# [Goal of the exercise]
Write the following entries out again exactly, skipping each image.

# [Data about app and page elements]
====================

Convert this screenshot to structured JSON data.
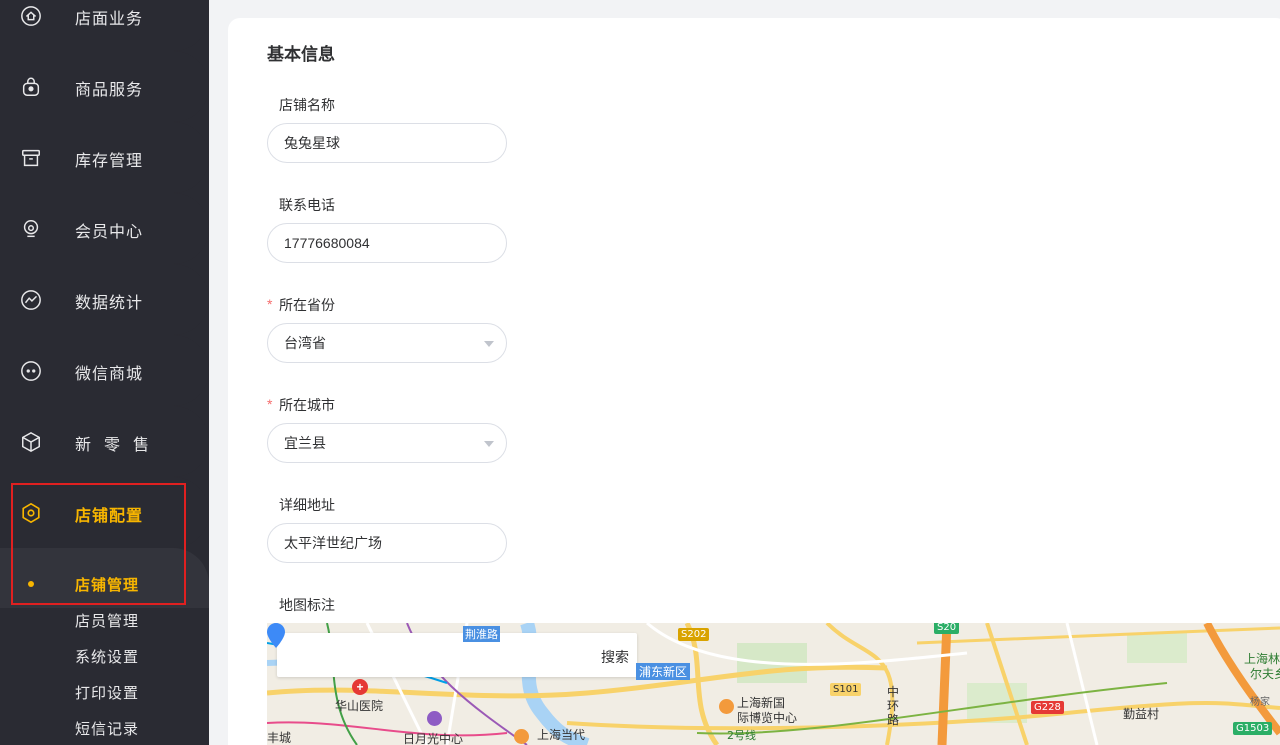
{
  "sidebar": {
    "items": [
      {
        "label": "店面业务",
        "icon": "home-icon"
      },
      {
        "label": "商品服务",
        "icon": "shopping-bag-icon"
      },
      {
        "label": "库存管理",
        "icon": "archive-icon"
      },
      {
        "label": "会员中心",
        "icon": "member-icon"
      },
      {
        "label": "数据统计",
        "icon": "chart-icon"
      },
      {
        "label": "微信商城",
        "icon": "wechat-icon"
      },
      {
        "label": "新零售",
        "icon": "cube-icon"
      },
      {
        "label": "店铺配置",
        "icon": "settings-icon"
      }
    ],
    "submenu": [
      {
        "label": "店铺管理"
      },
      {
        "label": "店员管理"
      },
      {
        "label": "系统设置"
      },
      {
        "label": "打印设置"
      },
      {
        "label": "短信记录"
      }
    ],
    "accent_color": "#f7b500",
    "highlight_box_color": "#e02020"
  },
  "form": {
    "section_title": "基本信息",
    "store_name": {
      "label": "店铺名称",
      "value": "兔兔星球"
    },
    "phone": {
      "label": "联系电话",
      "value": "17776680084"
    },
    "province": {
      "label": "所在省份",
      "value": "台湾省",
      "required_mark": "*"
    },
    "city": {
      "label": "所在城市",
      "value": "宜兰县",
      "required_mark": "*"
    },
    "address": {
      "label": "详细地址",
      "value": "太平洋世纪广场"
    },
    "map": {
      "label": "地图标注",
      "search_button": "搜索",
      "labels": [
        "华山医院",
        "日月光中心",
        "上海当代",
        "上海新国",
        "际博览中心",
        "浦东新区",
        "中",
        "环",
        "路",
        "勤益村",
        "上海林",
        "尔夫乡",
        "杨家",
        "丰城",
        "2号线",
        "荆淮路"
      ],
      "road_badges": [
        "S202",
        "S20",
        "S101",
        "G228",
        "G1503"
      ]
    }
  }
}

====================

# [The answer]
Convert this screenshot to structured JSON data.
{
  "sidebar": {
    "items": [
      {
        "label": "店面业务",
        "icon": "home-icon"
      },
      {
        "label": "商品服务",
        "icon": "shopping-bag-icon"
      },
      {
        "label": "库存管理",
        "icon": "archive-icon"
      },
      {
        "label": "会员中心",
        "icon": "member-icon"
      },
      {
        "label": "数据统计",
        "icon": "chart-icon"
      },
      {
        "label": "微信商城",
        "icon": "wechat-icon"
      },
      {
        "label": "新零售",
        "icon": "cube-icon"
      },
      {
        "label": "店铺配置",
        "icon": "settings-icon"
      }
    ],
    "submenu": [
      {
        "label": "店铺管理"
      },
      {
        "label": "店员管理"
      },
      {
        "label": "系统设置"
      },
      {
        "label": "打印设置"
      },
      {
        "label": "短信记录"
      }
    ],
    "accent_color": "#f7b500",
    "highlight_box_color": "#e02020"
  },
  "form": {
    "section_title": "基本信息",
    "store_name": {
      "label": "店铺名称",
      "value": "兔兔星球"
    },
    "phone": {
      "label": "联系电话",
      "value": "17776680084"
    },
    "province": {
      "label": "所在省份",
      "value": "台湾省",
      "required_mark": "*"
    },
    "city": {
      "label": "所在城市",
      "value": "宜兰县",
      "required_mark": "*"
    },
    "address": {
      "label": "详细地址",
      "value": "太平洋世纪广场"
    },
    "map": {
      "label": "地图标注",
      "search_button": "搜索",
      "labels": [
        "华山医院",
        "日月光中心",
        "上海当代",
        "上海新国",
        "际博览中心",
        "浦东新区",
        "中",
        "环",
        "路",
        "勤益村",
        "上海林",
        "尔夫乡",
        "杨家",
        "丰城",
        "2号线",
        "荆淮路"
      ],
      "road_badges": [
        "S202",
        "S20",
        "S101",
        "G228",
        "G1503"
      ]
    }
  }
}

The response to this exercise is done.